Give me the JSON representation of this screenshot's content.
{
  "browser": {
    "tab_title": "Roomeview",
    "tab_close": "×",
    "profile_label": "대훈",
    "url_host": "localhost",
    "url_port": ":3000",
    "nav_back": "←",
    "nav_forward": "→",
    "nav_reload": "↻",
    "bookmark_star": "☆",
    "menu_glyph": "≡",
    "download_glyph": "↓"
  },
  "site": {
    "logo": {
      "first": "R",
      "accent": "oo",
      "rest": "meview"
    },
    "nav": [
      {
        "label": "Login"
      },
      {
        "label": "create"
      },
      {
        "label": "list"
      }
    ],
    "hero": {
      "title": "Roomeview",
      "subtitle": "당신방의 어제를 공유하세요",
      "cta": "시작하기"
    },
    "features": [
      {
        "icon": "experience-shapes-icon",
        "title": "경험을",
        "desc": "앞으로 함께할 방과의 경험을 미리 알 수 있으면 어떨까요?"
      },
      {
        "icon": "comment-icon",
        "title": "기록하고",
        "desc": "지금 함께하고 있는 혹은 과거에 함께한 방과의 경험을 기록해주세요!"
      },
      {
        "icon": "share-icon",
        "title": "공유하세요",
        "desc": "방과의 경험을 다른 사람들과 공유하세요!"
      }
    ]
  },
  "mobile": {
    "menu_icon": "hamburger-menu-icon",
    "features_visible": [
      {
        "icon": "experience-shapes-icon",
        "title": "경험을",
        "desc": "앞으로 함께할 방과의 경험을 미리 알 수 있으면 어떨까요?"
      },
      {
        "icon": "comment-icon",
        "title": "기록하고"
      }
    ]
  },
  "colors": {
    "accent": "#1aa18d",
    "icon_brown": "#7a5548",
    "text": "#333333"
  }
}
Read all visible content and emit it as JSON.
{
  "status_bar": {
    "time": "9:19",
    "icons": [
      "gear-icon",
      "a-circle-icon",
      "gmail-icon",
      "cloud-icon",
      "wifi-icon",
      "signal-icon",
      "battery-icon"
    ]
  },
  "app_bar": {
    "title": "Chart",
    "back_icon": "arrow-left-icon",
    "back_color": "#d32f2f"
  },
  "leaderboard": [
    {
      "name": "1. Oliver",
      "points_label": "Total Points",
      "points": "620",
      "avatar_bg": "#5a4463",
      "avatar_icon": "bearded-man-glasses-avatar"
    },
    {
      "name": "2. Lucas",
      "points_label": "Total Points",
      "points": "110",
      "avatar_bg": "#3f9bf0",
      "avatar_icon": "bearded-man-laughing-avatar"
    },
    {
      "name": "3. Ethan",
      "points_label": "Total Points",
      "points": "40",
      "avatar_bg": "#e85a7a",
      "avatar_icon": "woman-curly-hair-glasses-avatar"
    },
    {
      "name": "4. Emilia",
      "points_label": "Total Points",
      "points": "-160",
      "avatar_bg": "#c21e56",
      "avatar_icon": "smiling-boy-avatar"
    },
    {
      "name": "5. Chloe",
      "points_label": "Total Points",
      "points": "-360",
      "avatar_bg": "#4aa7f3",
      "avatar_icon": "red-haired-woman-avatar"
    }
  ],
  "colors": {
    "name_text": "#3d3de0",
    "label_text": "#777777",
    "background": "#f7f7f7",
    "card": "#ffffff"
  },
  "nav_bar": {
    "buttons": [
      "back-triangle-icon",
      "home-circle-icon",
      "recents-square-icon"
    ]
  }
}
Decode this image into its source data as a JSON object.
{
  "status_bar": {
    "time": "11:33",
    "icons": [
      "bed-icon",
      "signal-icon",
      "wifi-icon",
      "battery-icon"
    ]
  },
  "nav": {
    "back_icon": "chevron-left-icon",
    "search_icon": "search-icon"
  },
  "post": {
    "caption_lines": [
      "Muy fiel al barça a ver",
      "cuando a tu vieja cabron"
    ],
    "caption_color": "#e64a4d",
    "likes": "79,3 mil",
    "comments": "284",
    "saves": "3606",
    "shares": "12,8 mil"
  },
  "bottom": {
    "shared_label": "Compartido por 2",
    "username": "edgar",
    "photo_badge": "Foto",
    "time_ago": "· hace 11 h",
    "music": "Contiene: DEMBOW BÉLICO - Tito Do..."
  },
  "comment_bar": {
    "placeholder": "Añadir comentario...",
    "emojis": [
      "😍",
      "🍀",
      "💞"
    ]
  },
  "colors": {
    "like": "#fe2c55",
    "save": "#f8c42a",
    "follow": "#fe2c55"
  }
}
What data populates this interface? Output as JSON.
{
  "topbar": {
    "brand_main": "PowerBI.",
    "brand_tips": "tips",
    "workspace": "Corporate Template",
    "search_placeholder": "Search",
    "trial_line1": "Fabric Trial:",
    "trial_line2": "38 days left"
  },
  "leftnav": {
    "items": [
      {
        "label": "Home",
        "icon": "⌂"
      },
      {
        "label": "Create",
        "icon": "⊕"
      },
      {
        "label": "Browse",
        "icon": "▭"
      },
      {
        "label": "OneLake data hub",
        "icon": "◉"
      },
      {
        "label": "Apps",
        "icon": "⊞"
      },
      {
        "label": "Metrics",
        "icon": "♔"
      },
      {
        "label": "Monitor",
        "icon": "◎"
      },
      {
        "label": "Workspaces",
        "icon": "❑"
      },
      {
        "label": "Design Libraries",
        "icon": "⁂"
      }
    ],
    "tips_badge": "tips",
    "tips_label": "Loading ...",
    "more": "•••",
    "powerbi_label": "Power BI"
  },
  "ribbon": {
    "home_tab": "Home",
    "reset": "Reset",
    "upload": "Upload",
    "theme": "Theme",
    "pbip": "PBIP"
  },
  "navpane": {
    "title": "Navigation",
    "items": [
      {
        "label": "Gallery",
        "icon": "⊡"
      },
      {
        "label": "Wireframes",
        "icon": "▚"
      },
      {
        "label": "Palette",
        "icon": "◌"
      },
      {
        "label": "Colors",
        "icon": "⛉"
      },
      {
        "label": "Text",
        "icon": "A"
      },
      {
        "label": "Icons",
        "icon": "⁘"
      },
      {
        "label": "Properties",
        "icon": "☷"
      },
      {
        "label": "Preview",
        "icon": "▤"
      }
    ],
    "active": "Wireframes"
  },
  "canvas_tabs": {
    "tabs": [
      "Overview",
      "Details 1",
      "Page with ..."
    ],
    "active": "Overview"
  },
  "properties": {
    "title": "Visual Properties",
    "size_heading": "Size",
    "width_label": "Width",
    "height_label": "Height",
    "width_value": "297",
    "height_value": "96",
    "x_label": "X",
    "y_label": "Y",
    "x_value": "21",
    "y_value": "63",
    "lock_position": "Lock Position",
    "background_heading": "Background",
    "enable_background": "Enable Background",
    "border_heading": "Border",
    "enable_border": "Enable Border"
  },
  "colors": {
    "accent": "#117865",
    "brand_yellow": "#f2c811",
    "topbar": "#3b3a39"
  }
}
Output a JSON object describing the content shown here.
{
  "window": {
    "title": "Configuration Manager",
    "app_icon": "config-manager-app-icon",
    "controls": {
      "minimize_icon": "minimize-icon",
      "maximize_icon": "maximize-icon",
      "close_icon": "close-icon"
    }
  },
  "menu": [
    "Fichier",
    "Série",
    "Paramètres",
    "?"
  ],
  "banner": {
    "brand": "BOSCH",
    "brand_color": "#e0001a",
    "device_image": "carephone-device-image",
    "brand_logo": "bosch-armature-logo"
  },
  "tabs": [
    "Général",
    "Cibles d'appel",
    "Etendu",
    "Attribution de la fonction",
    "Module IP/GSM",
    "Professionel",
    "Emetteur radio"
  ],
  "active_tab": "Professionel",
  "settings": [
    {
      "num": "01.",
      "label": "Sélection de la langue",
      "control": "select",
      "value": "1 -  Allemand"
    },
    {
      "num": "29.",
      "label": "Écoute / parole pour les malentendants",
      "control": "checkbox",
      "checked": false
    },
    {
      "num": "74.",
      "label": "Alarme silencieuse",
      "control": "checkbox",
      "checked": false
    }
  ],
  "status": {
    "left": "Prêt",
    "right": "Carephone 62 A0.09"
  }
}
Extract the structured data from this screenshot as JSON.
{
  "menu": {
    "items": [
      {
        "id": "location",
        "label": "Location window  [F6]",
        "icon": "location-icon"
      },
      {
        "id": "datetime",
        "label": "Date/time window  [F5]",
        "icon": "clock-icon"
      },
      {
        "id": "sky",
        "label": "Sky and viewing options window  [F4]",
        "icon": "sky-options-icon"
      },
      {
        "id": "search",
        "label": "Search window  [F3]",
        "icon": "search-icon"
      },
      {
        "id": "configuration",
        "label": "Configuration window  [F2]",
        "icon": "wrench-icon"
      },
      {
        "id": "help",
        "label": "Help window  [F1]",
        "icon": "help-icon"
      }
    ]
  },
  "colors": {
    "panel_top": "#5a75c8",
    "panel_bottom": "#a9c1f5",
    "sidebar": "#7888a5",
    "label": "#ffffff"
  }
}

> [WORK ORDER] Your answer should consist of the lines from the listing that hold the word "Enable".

> [TASK RESPONSE]
    "enable_background": "Enable Background",
    "enable_border": "Enable Border"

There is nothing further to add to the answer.